Early stage biotech can be a minefield, and investors that pick up exposures in the space do so knowing full well that there’s every chance their investment can dwindle to nothing. This doesn’t mean there isn’t opportunity there, of course. As ever, the reward on offer generally mimics the risk, and the right selection can return handsomely on an early allocation.
The hard part is finding the right play. I’ve spent a lot of time over the last half decade analyzing biotechnology stocks, and every so often will dedicate some time to finding a punt play that – in the minefield of preclinical biotechs – might offer a substantial return if it navigates the development pathway successfully.
My general approach when I look for these very early stage biotech companies is to focus on the person, or persons, behind them. I like experienced inventors or scientists that have had some degree of experience in the biotech world, as opposed to manager or exec type leadership. If an exec is touting a preclinical asset, it’s often tough to identify whether there’s actual potential there, or whether the exec is just aiming to boost a company’s stock. If an inventor or a scientist has spent the time creating a company through which to develop an asset he or she has created, however, the motive is easier to identify. If that inventor didn’t feel it was any good, they would move on to something else.
I then look for something that is simple enough for me to understand – at least on a conceptual level. When these companies take their assets to conferences and put out prospectuses to raise cash for trials, it’s far easier to attract capital with something simple. That’s the same in any industry, really, but even more so in biotech, where the vast majority don’t understand all but the most rudimental concepts.
Finally, I look for a big industry target. One with plenty of potential patients. More than anything, this is near term logic. When you pick up shares in one of these size of companies, the returns are going to be substantial whether it gets to commercialization in a $50 million market or a $1 billion market. It helps along the way, however, from a pre commercialization market capitalization boost potential, if there’s a big market to target at the end of the road. Markets get more excited about big potential, and naturally, those companies that have this sort of big target market potential draw higher levels of speculative buyers.

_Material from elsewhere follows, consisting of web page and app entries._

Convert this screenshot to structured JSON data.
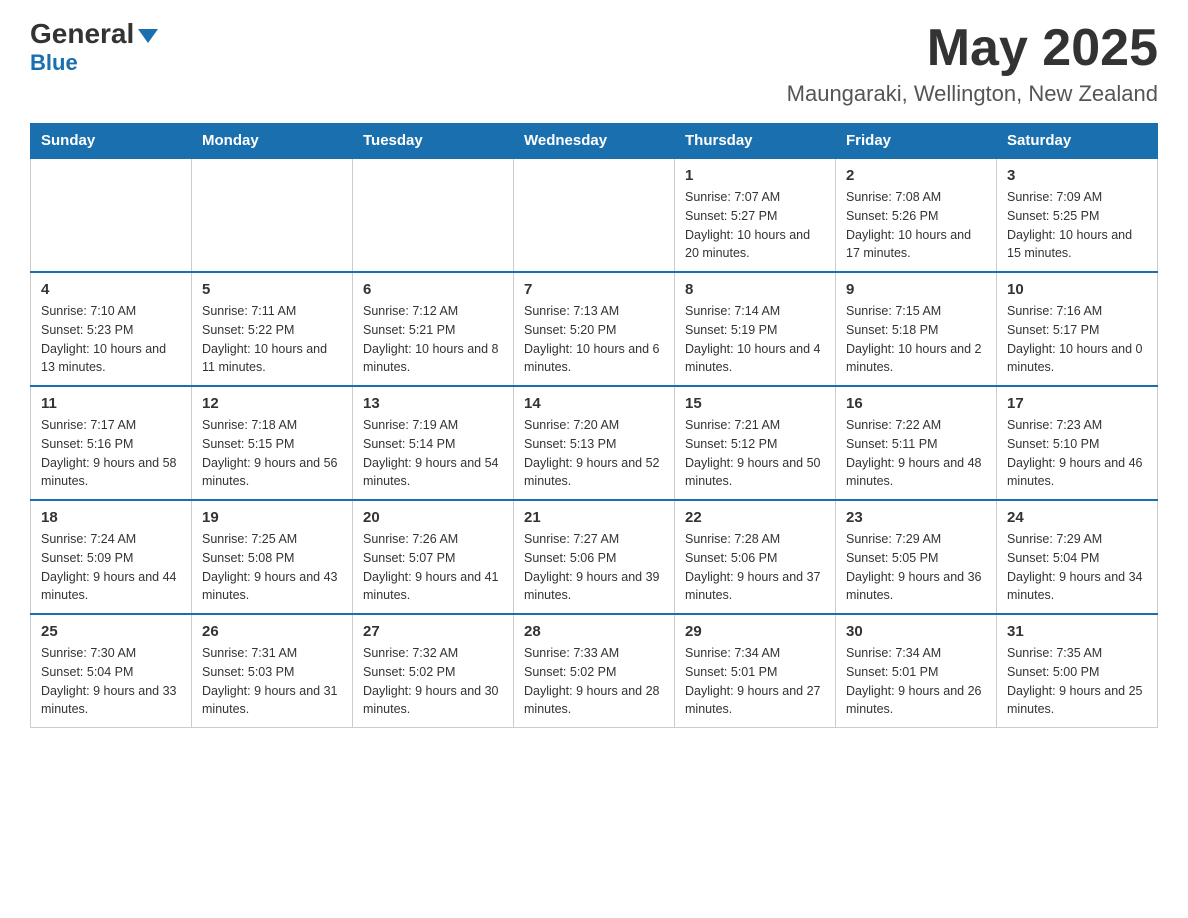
{
  "header": {
    "logo_main": "General",
    "logo_sub": "Blue",
    "month_title": "May 2025",
    "location": "Maungaraki, Wellington, New Zealand"
  },
  "weekdays": [
    "Sunday",
    "Monday",
    "Tuesday",
    "Wednesday",
    "Thursday",
    "Friday",
    "Saturday"
  ],
  "weeks": [
    {
      "days": [
        {
          "number": "",
          "info": ""
        },
        {
          "number": "",
          "info": ""
        },
        {
          "number": "",
          "info": ""
        },
        {
          "number": "",
          "info": ""
        },
        {
          "number": "1",
          "info": "Sunrise: 7:07 AM\nSunset: 5:27 PM\nDaylight: 10 hours and 20 minutes."
        },
        {
          "number": "2",
          "info": "Sunrise: 7:08 AM\nSunset: 5:26 PM\nDaylight: 10 hours and 17 minutes."
        },
        {
          "number": "3",
          "info": "Sunrise: 7:09 AM\nSunset: 5:25 PM\nDaylight: 10 hours and 15 minutes."
        }
      ]
    },
    {
      "days": [
        {
          "number": "4",
          "info": "Sunrise: 7:10 AM\nSunset: 5:23 PM\nDaylight: 10 hours and 13 minutes."
        },
        {
          "number": "5",
          "info": "Sunrise: 7:11 AM\nSunset: 5:22 PM\nDaylight: 10 hours and 11 minutes."
        },
        {
          "number": "6",
          "info": "Sunrise: 7:12 AM\nSunset: 5:21 PM\nDaylight: 10 hours and 8 minutes."
        },
        {
          "number": "7",
          "info": "Sunrise: 7:13 AM\nSunset: 5:20 PM\nDaylight: 10 hours and 6 minutes."
        },
        {
          "number": "8",
          "info": "Sunrise: 7:14 AM\nSunset: 5:19 PM\nDaylight: 10 hours and 4 minutes."
        },
        {
          "number": "9",
          "info": "Sunrise: 7:15 AM\nSunset: 5:18 PM\nDaylight: 10 hours and 2 minutes."
        },
        {
          "number": "10",
          "info": "Sunrise: 7:16 AM\nSunset: 5:17 PM\nDaylight: 10 hours and 0 minutes."
        }
      ]
    },
    {
      "days": [
        {
          "number": "11",
          "info": "Sunrise: 7:17 AM\nSunset: 5:16 PM\nDaylight: 9 hours and 58 minutes."
        },
        {
          "number": "12",
          "info": "Sunrise: 7:18 AM\nSunset: 5:15 PM\nDaylight: 9 hours and 56 minutes."
        },
        {
          "number": "13",
          "info": "Sunrise: 7:19 AM\nSunset: 5:14 PM\nDaylight: 9 hours and 54 minutes."
        },
        {
          "number": "14",
          "info": "Sunrise: 7:20 AM\nSunset: 5:13 PM\nDaylight: 9 hours and 52 minutes."
        },
        {
          "number": "15",
          "info": "Sunrise: 7:21 AM\nSunset: 5:12 PM\nDaylight: 9 hours and 50 minutes."
        },
        {
          "number": "16",
          "info": "Sunrise: 7:22 AM\nSunset: 5:11 PM\nDaylight: 9 hours and 48 minutes."
        },
        {
          "number": "17",
          "info": "Sunrise: 7:23 AM\nSunset: 5:10 PM\nDaylight: 9 hours and 46 minutes."
        }
      ]
    },
    {
      "days": [
        {
          "number": "18",
          "info": "Sunrise: 7:24 AM\nSunset: 5:09 PM\nDaylight: 9 hours and 44 minutes."
        },
        {
          "number": "19",
          "info": "Sunrise: 7:25 AM\nSunset: 5:08 PM\nDaylight: 9 hours and 43 minutes."
        },
        {
          "number": "20",
          "info": "Sunrise: 7:26 AM\nSunset: 5:07 PM\nDaylight: 9 hours and 41 minutes."
        },
        {
          "number": "21",
          "info": "Sunrise: 7:27 AM\nSunset: 5:06 PM\nDaylight: 9 hours and 39 minutes."
        },
        {
          "number": "22",
          "info": "Sunrise: 7:28 AM\nSunset: 5:06 PM\nDaylight: 9 hours and 37 minutes."
        },
        {
          "number": "23",
          "info": "Sunrise: 7:29 AM\nSunset: 5:05 PM\nDaylight: 9 hours and 36 minutes."
        },
        {
          "number": "24",
          "info": "Sunrise: 7:29 AM\nSunset: 5:04 PM\nDaylight: 9 hours and 34 minutes."
        }
      ]
    },
    {
      "days": [
        {
          "number": "25",
          "info": "Sunrise: 7:30 AM\nSunset: 5:04 PM\nDaylight: 9 hours and 33 minutes."
        },
        {
          "number": "26",
          "info": "Sunrise: 7:31 AM\nSunset: 5:03 PM\nDaylight: 9 hours and 31 minutes."
        },
        {
          "number": "27",
          "info": "Sunrise: 7:32 AM\nSunset: 5:02 PM\nDaylight: 9 hours and 30 minutes."
        },
        {
          "number": "28",
          "info": "Sunrise: 7:33 AM\nSunset: 5:02 PM\nDaylight: 9 hours and 28 minutes."
        },
        {
          "number": "29",
          "info": "Sunrise: 7:34 AM\nSunset: 5:01 PM\nDaylight: 9 hours and 27 minutes."
        },
        {
          "number": "30",
          "info": "Sunrise: 7:34 AM\nSunset: 5:01 PM\nDaylight: 9 hours and 26 minutes."
        },
        {
          "number": "31",
          "info": "Sunrise: 7:35 AM\nSunset: 5:00 PM\nDaylight: 9 hours and 25 minutes."
        }
      ]
    }
  ]
}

With all that said, here’s one that fits the profile.
The company is called Blake Insomnia Therapeutics Inc (OTCMKTS:BKIT), and the inventor of the product that the company is attempting to carry through the clinical trial pathway is called Birger Jan Olsen. He’s of Danish nationality, and his resume includes the development of an osteoporosis medication compliance device which he carried through to the commercialization phase then sold to Roche Holding Ltd. (VTX:SIX:ROG). For an inventor in the biotechnology or medical device space to successfully carry a product through design, development and achieve an exit like a sale to a company such as Roche is a big tick on the preclinical biotech checklist.
The product is called Zleepax. Just as I stipulated earlier, it’s a very simple concept. Current sleep medication results in what’s called residual daytime fatigue (RDF). Basically, a patient that took a sleeping pill to get to sleep one night is tired during the day after. That’s a serious issue for many, as it translates to poor performance at work, safety concerns when driving, inability to concentrate when studying, that sort of thing. Olsen wanted to create a pharmaceutical grade sleep aid that didn’t result in RDF, so he invented a product that takes a different approach than current standard of care treatments. Specifically, he has taken one of the latest generations of beta blocker as a core active ingredient, and packaged it as Zleepax. Beta blockers have vasodilative properties (that’s the primary mechanism of action of most beta blockers) and this vasodilation alleviates the physical expression of mental stress. By alleviating the physical symptoms of stress, the cycle that results in stress related insomnia (the specific type of insomnia Blake is targeting with Zleepax) is interrupted. The theory that underpins Zleepax is that by interrupting this cycle, patients taking the drug should be able to sleep better. Further, with the drug being a latest generation beta blocker, it doesn’t cause RDF, and doesn’t create sleep issues like the earlier generations of beta blockers.
That’s the mechanism of action and the inventor.
What about the market?
I don’t need to go in to too much detail here – likely many reading will have experienced the negative side effects associated the so-called hypnotic pharmaceutical sleeping aids. For those that haven’t, RTD affects 80% of those taking sleeping pills, and a similar number of those are unhappy with, or would prefer an alternative to, their current treatments. The CDC estimates up to 60 million individuals in the US suffer with a sleep disorder, and that 9 million of these are currently on medication. Further, that this number could double if there were no serious side effects (read: RDF) associated with taking pharmaceutical grade sleep aids.
As mentioned earlier, this is an extremely high risk play in a high risk space. The company is valued at just $25 million at last close, and is attempting to raise capital to take Zleepax through a phase II trial.
With that said, it checks each of the boxes on my preclinical biotech checklist, and for an investor looking for a punt in the space, it might not be a bad choice.